Advertisement

Analysis of Trace Elements and Metalloproteins in Fractionated Human Brain Samples Using Size Exclusion Inductively Coupled Mass Spectrometry

  • Adam P. Gunn
  • Blaine R. RobertsEmail author
Protocol
Part of the Neuromethods book series (NM, volume 124)

Abstract

To understand the role of trace elements in cellular function a precise mechanistic detail of their subcellular location and binding partners is required. This can be achieved by cellular fractionation and liquid chromatography coupled to inductively coupled plasma mass spectrometry (LC-ICP-MS). The increasing use of size exclusion coupled to ICP-MS allows for the specific investigation of metalloproteins.
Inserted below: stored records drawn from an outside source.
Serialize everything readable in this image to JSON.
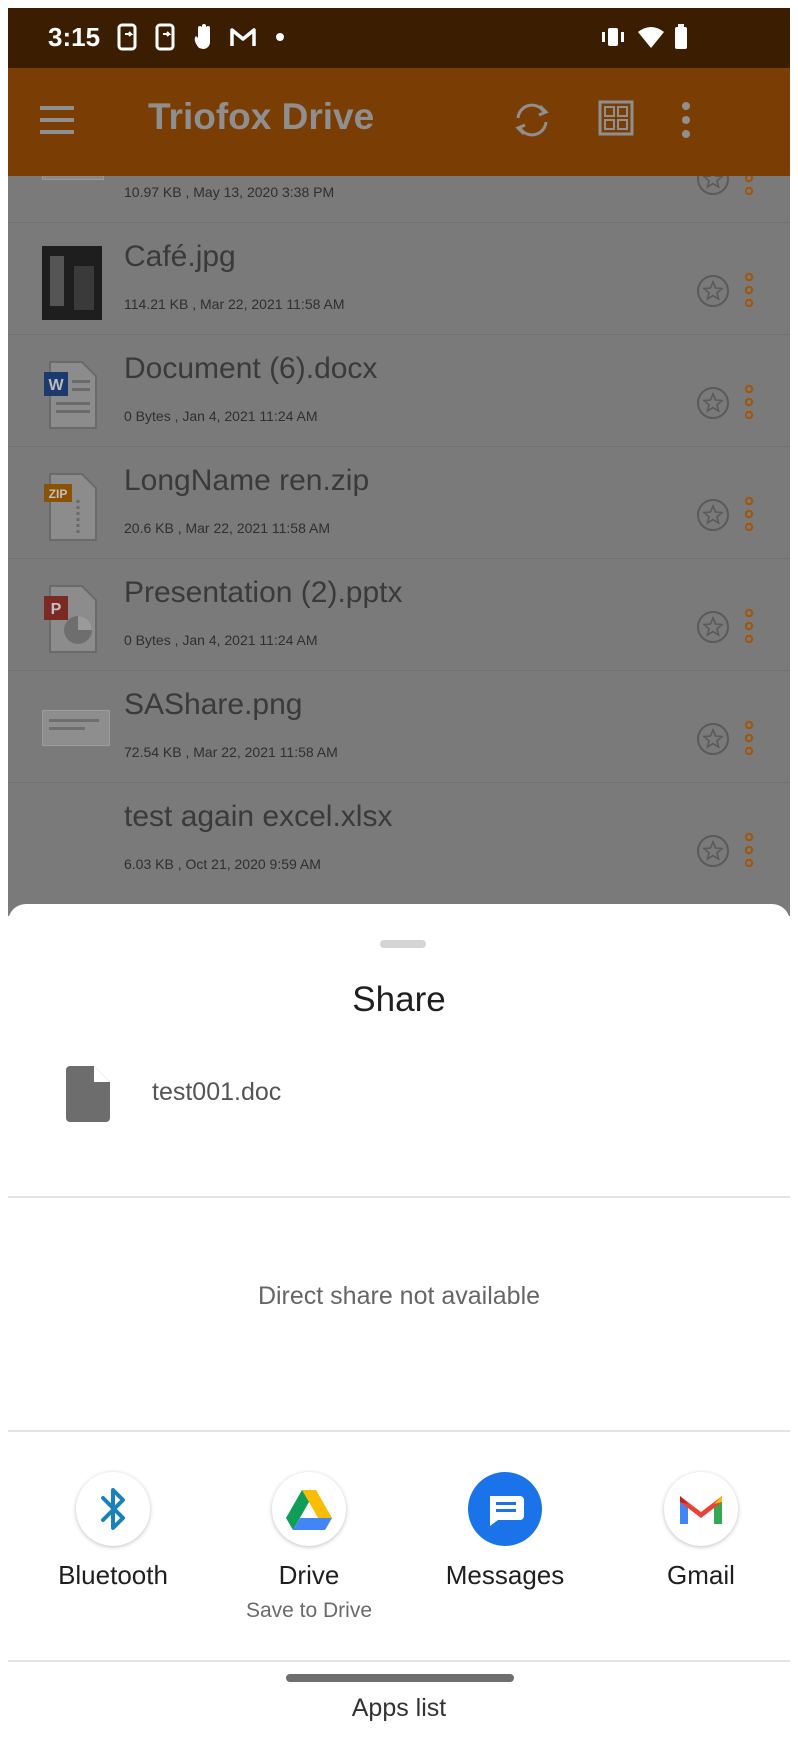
{
  "status_bar": {
    "time": "3:15",
    "left_icons": [
      "phone-share-icon",
      "phone-share-icon",
      "hand-icon",
      "gmail-icon",
      "dot-icon"
    ],
    "right_icons": [
      "vibrate-icon",
      "wifi-icon",
      "battery-icon"
    ]
  },
  "app_bar": {
    "title": "Triofox Drive",
    "icons": [
      "menu-icon",
      "sync-icon",
      "grid-view-icon",
      "more-vert-icon"
    ]
  },
  "files": [
    {
      "name": "",
      "meta": "10.97 KB , May 13, 2020 3:38 PM",
      "icon": "image-thumb-icon"
    },
    {
      "name": "Café.jpg",
      "meta": "114.21 KB , Mar 22, 2021 11:58 AM",
      "icon": "photo-thumb-icon"
    },
    {
      "name": "Document (6).docx",
      "meta": "0 Bytes , Jan 4, 2021 11:24 AM",
      "icon": "word-doc-icon"
    },
    {
      "name": "LongName ren.zip",
      "meta": "20.6 KB , Mar 22, 2021 11:58 AM",
      "icon": "zip-file-icon"
    },
    {
      "name": "Presentation (2).pptx",
      "meta": "0 Bytes , Jan 4, 2021 11:24 AM",
      "icon": "powerpoint-icon"
    },
    {
      "name": "SAShare.png",
      "meta": "72.54 KB , Mar 22, 2021 11:58 AM",
      "icon": "screenshot-thumb-icon"
    },
    {
      "name": "test again excel.xlsx",
      "meta": "6.03 KB , Oct 21, 2020 9:59 AM",
      "icon": ""
    }
  ],
  "share_sheet": {
    "title": "Share",
    "file_name": "test001.doc",
    "direct_share_message": "Direct share not available",
    "apps": [
      {
        "label": "Bluetooth",
        "sublabel": "",
        "icon": "bluetooth-icon"
      },
      {
        "label": "Drive",
        "sublabel": "Save to Drive",
        "icon": "google-drive-icon"
      },
      {
        "label": "Messages",
        "sublabel": "",
        "icon": "messages-icon"
      },
      {
        "label": "Gmail",
        "sublabel": "",
        "icon": "gmail-icon"
      }
    ],
    "apps_list_label": "Apps list"
  },
  "colors": {
    "status_bar": "#3b1e02",
    "app_bar": "#7a3e04",
    "scrim_list": "#7a7a7a",
    "accent_orange": "#a0560a",
    "messages_blue": "#1a73e8"
  }
}
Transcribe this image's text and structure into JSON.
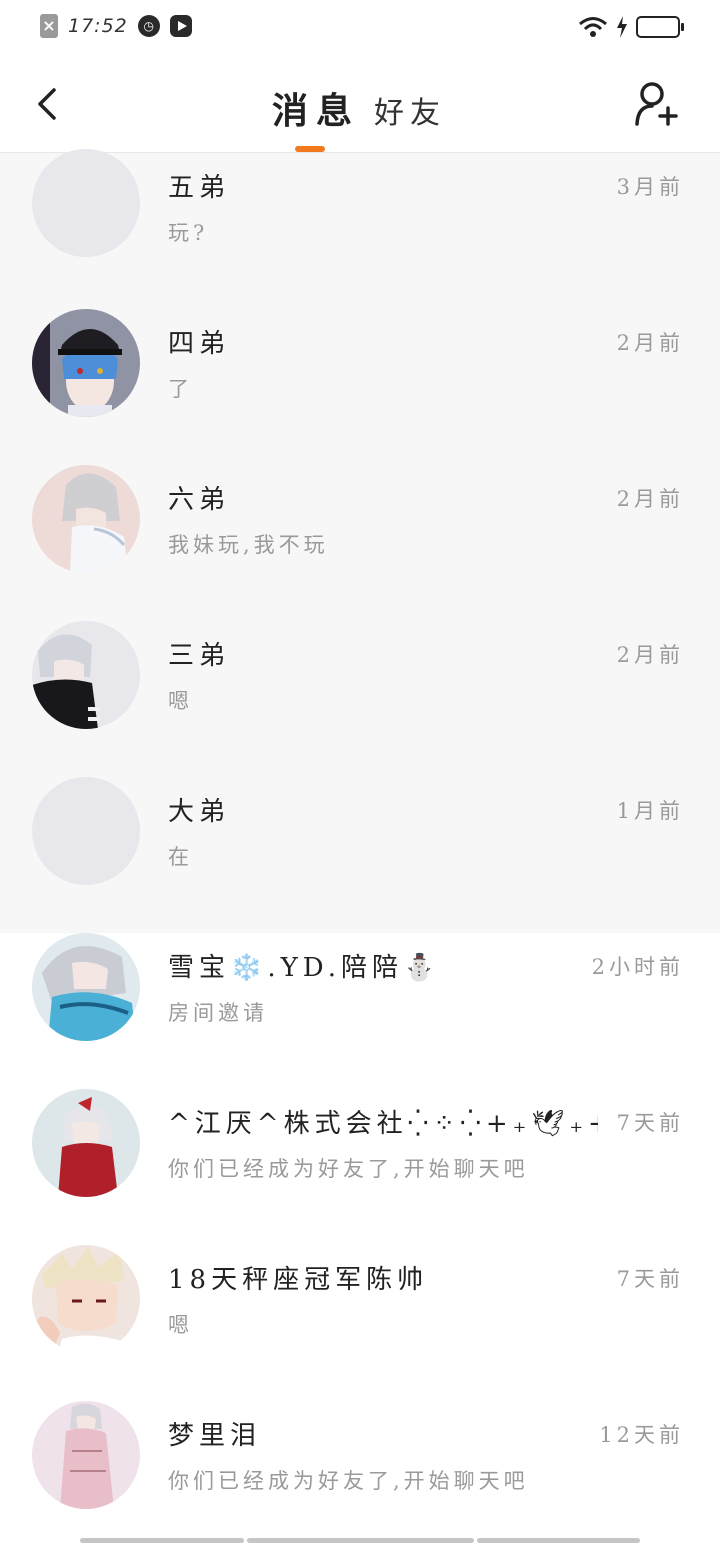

This chapter details a general cellular fractionation procedure that separates cells and tissue into three components; (1) the soluble cytosolic and extracellular component; (2) membrane proteins and vesicular cargo; and (3) highly insoluble proteins found in pathological inclusions such as amyloid plaque, neurofibrillary tangles (NFTs) and Lewy bodies. We also detail the methods to conduct a metalloproteomic analysis of soluble proteins found in biological samples with human brain as an example.

Key words

Trace elements Metalloprotein Mass spectrometry Proteomics Tissue fractionation ICP-MS 

References

  1. 1.
    Waldron KJ, Rutherford JC, Ford D, Robinson NJ (2009) Metalloproteins and metal sensing. Nature 460:823–830CrossRefPubMedGoogle Scholar
  2. 2.
    Andreini C, Bertini I, Cavallaro G, Holliday GL, Thornton JM (2008) Metal ions in biological catalysis: from enzyme databases to general principles. J Biol Inorg Chem 13:1205–1218CrossRefPubMedGoogle Scholar
  3. 3.
    Barnham KJ, Bush AI (2014) Biological metals and metal-targeting compounds in major neurodegenerative diseases. Chem Soc Rev 43:6727–6749CrossRefPubMedGoogle Scholar
  4. 4.
    Williams JR, Trias E, Beilby PR, Lopez NI, Labut EM, Bradford CS, Roberts BR, McAllum EJ, Crouch PJ, Rhoads TW, Pereira C, Son M, Elliott JL, Franco MC, Estevez AG, Barbeito L, Beckman JS (2016) Copper delivery to the CNS by CuATSM effectively treats motor neuron disease in SOD(G93A) mice co-expressing the copper-chaperone-for-SOD. Neurobiol Dis 89:1–9CrossRefPubMedGoogle Scholar
  5. 5.
    Roberts BR, Lim NK, McAllum EJ, Donnelly PS, Hare DJ, Doble PA, Turner BJ, Price KA, Lim SC, Paterson BM, Hickey JL, Rhoads TW, Williams JR, Kanninen KM, Hung LW, Liddell JR, Grubman A, Monty JF, Llanos RM, Kramer DR, Mercer JF, Bush AI, Masters CL, Duce JA, Li QX, Beckman JS, Barnham KJ, White AR, Crouch PJ (2014) Oral treatment with Cu(II)(atsm) increases mutant SOD1 in vivo but protects motor neurons and improves the phenotype of a transgenic mouse model of amyotrophic lateral sclerosis. J Neurosci 34:8021–8031CrossRefPubMedGoogle Scholar
  6. 6.
    Foster AW, Osman D, Robinson NJ (2014) Metal preferences and metallation. J Biol Chem 289:28095–28103CrossRefPubMedPubMedCentralGoogle Scholar

Copyright information

© Springer Science+Business Media LLC 2017

Authors and Affiliations

  1. 1.Department of Neuroproteomics, Florey Institute of Neuroscience and Mental HealthUniversity of MelbourneParkvilleAustralia

Personalised recommendations